Fitness And The Nervous System: How Does Exercise Affect?
No system of our body is left out of the equation during a fitness session; each one is involved in the work and is influenced by the stress the body is under. The nervous system isn’t any different. Physical activity has a higher impact on it than it appears at first look.
The nervous system for the human body is of great importance. A complex system that stimulates and controls movements, reflexes, heart function, emotions, and speech is stimulated and controlled even while sleeping. Nervous tissue is made up of neurons, whose primary function is to conduct nerve impulses, which are electrical signals that go through nerve cells.
Neurons have different shapes and sizes. Motor, or executive, neurons should be considered in the context of fitness training. Muscle fibers are connected to the body or activated by them. As a result, no movement happens without a nervous system response.
Loads and divisions of the nervous system
Working in different heart rate zones and at varying heart, rates are the key to an intense and pleasant workout. As a result, the nervous system reacts to these sorts of activities in a variety of ways. The type of training depends on which component of the nervous system will control how the body functions under the conditions imposed by this or that load.
- Sympathetic nervous system
It regulates the body’s response to stress by increasing heart activity, lung breathing, and metabolic activities. When the body is working hard and is in a stressful circumstance, the sympathetic nervous system stimulates the body’s energy reserves. It boosts the heart’s work (increases heart rate), quickens breathing, and raises blood pressure.
- Parasympathetic nervous system
On the contrary, it weakens the heart’s work by reducing the frequency of contractions.
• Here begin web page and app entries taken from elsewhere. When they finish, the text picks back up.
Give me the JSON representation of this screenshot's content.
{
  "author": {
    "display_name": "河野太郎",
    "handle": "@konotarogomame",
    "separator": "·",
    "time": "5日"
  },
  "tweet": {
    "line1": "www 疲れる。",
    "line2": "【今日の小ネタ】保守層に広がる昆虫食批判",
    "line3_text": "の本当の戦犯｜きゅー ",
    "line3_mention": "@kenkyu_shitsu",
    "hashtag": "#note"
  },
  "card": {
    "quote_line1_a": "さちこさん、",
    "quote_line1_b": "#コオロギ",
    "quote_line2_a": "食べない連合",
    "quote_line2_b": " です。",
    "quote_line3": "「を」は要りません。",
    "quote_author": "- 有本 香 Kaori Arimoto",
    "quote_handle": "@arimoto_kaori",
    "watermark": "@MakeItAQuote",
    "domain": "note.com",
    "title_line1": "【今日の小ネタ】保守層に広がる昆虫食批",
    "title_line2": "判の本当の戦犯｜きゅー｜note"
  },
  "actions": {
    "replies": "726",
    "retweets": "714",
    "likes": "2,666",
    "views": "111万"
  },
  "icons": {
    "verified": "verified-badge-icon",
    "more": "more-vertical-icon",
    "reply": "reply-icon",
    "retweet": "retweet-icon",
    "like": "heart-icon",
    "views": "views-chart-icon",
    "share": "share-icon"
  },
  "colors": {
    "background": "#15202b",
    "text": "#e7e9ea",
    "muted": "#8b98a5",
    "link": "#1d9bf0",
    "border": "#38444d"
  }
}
In addition, blood pressure and blood glucose levels fall, and pulmonary breathing becomes less intensive. During mild, soothing workouts, this section comes into play.
How does fitness train the nervous system?
Not only do muscles, movement coordination, and other skills and physical traits improve with fitness, but so does the neural system. The neural system of a physically trained individual is also stress-ready; the transition from one pulse zone to the next is accompanied by a simpler, less energy-intensive “switching” between different portions of the nervous system.
They do not act in opposition to one another, but rather in collaboration, with the degree of their involvement in affecting various organs and systems varying in response to the load placed on the body.
Thus, due to physical exertion, not only does the body itself gets used to the increase in motor activity but also the nervous system adapts to new conditions, it becomes “flexible”. However, there are pitfalls here. Overtraining can result if the nervous system is too challenged with training. This is a condition caused by an excessive accumulation of physical, psychological, emotional stress.
A safe workout plan
If your training plan is constructed poorly (for example, there is not enough rest or recovery training) or if there is no system at all – you train “occasionally, but accurately,” the nervous system is highly overloaded. There is a lack of energy, it is difficult to concentrate, there is a lack of motivation, headaches, and other diseases arise when you are in this state. Overworking your hormonal system can result in an increase in cortisol production, which increases inflammation in the body and lowers testosterone levels.
That’s why it’s crucial to balance your workouts, pay attention to your body, and take time to rest. This is what will teach your nervous system how to respond to movement and progress correctly.
A person who trains in cycles (on a set schedule with no breaks) must surely include exercises with lower intensity to rigorous training in order for the training plan to be safe for the nervous system. Training to recover the body can also be used as a complement to the plan, such as increasing joint mobility and improving flexibility.
A person should take one or two days off between training cycles. In terms of the psycho-emotional component, a person must “switch,” or shift his attention away from motor activity and toward other tasks. Not only the body but also the nervous system will benefit from the break from fitness; otherwise, it may become exhausted.
Tricks for quick results: is it worth using?
It is hardly possible to “cheat” the brain in such a matter as training without consequences for health. The most important thing is to have a true desire to train, to understand your goals and objectives, and then you will be happy to do them.
As training increases, the nervous system learns to expend fewer resources. The nervous system learns to use fewer resources as training progresses. The performance will worsen if recovery is not completed; this is exacerbated by absent-mindedness and “slowness of attention”.
If you continue to train with a depleted nervous system, the excitement it produces in reaction to the load will be dangerous: cortisol will be created in greater quantities, increasing the risk of injury. It is critical to comprehend this and avoid attempting to deceive the body in order to attain faster outcomes.
Set a suitable limit for yourself and assess your condition by asking yourself the following questions: “How am I currently feeling? Is it safe to say that I’m ready to train? “. You should begin with first if you want to get good results for your body and mind from your training.